An authentic Quaker lace tablecloth is a hard-to-find item today. However, because of their beauty and durability, these tablecloths are still sought after, despite the fact that they are no longer being manufactured.
History of the Quaker Lace Tablecloth
Handmade lace used to be a thing of luxury that only the wealthy could afford in their homes. The invention of machine made lace affordable to middle class homes. In 1889, the three sons of a successful English carpet weaver named John Bromley started a textile business called Bromley manufacturing. The three brothers imported lace looms from Nottingham, England to pursue their vision of producing machine made lace textiles. In 1894, the company was renamed Lehigh Manufacturing, after the street name in Philadelphia where the factory was located. A second factory was opened, a short time later, just a little further up the same street. In 1911, the business was renamed Quaker Lace Company.
The first lace textile that Quaker Lace produced was a lace curtain. As the popularity of machine made lace grew, Quaker Lace began looking for other products to make. In 1932, the company produced their first lace tablecloth. However, after World War II, the interest in lace products took a sharp decline. In response, Quaker Lace stopped production of their other lace products but continued to make lace tablecloths.
Quaker Lace Patterns
The most popular pattern for Quaker Lace tablecloths is called the White House.
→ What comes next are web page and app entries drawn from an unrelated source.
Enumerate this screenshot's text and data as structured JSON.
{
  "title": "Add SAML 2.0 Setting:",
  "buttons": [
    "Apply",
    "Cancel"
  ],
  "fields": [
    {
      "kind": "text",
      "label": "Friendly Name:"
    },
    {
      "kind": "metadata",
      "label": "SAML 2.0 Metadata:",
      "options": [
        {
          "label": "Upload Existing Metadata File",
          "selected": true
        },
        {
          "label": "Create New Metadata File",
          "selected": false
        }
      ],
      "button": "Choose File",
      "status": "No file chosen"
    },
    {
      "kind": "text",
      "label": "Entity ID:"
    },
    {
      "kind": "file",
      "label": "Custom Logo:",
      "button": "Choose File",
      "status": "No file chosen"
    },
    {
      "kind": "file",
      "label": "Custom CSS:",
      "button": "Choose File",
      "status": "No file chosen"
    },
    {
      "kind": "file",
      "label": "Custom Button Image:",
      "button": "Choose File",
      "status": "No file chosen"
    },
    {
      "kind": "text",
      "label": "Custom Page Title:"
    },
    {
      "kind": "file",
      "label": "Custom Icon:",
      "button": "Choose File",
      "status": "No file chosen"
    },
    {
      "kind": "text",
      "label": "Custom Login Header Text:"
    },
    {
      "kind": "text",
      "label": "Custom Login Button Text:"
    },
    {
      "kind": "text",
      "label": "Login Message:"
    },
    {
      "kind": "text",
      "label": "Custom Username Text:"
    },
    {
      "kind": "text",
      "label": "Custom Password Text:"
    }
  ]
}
The weight of lace is considered an indicator of its quality. The weight is calculated by the yarn count per inch. Quaker Lace's White House pattern has the heaviest weight. The name was inspired from the lace tablecloth that was used during the Eisenhower administration.
The next highest quality pattern is called Gardenia. This floral pattern is thicker than most of the other Quaker lace patterns. Another floral pattern is called Rose Rhapsody.
Another popular pattern for Quaker Lace is called Religious. This lace pattern consists of Christian symbols such as praying hands, churches, Bibles and crosses.
These elegant lace tablecloths not only look beautiful for a formal dining table setting, they also look amazing on other types of furniture as a decorative home accent.
The Demise of Quaker Lace Company
Quaker Lace found success in the early 1900's because of the public's interest in lace products and the company's ability to make fashionable lace products affordable to middle class families. Unfortunately, changes in the textile industry and the declining market for lace products resulted in the first of many transitions for the company. In 1987, the factory at 4th and Lehigh ceased production of machine made lace on the Nottingham looms but continued to bleach, dye, cut and package the lace products, which were now being manufactured in Lionville, Pennsylvania and Winthrop, Maine. However, after several leading retail department stores which carried Quaker Lace products closed, the company finally had to declare bankruptcy in 1992.
A company by the name of Lorraine Linens bought the rights to the Quaker Lace name and patterns and attempted to continue the legacy of Quaker Lace products until it too had to file for bankruptcy in 2007.
Where to Find Quaker Lace Today
It is still possible to purchase a Quaker Lace tablecloth. It will take a little more looking and a bit more patience, however, these beautiful, durable tablecloths are worth the hunt if you can find one that has been well cared for. Although a lace tablecloth looks very fragile, Quaker Lace developed a chemical process that allows their tablecloths to withstand many launderings while still holding their shape. Also, machine made lace is very durable. Depending on the age of the tablecloth, many are considered vintage or antique. Others are considered authentic reproductions. You can start looking by visiting the following websites:
Regularly check the listings on sites like Ebay for vintage or antique lace tablecloths, as they will be a great resource. Another good resource for private sellers offering vintage items is Worthpoint.
Offline resources for these tablecloths could include yard sales, estate sales, thrift stores and flea markets.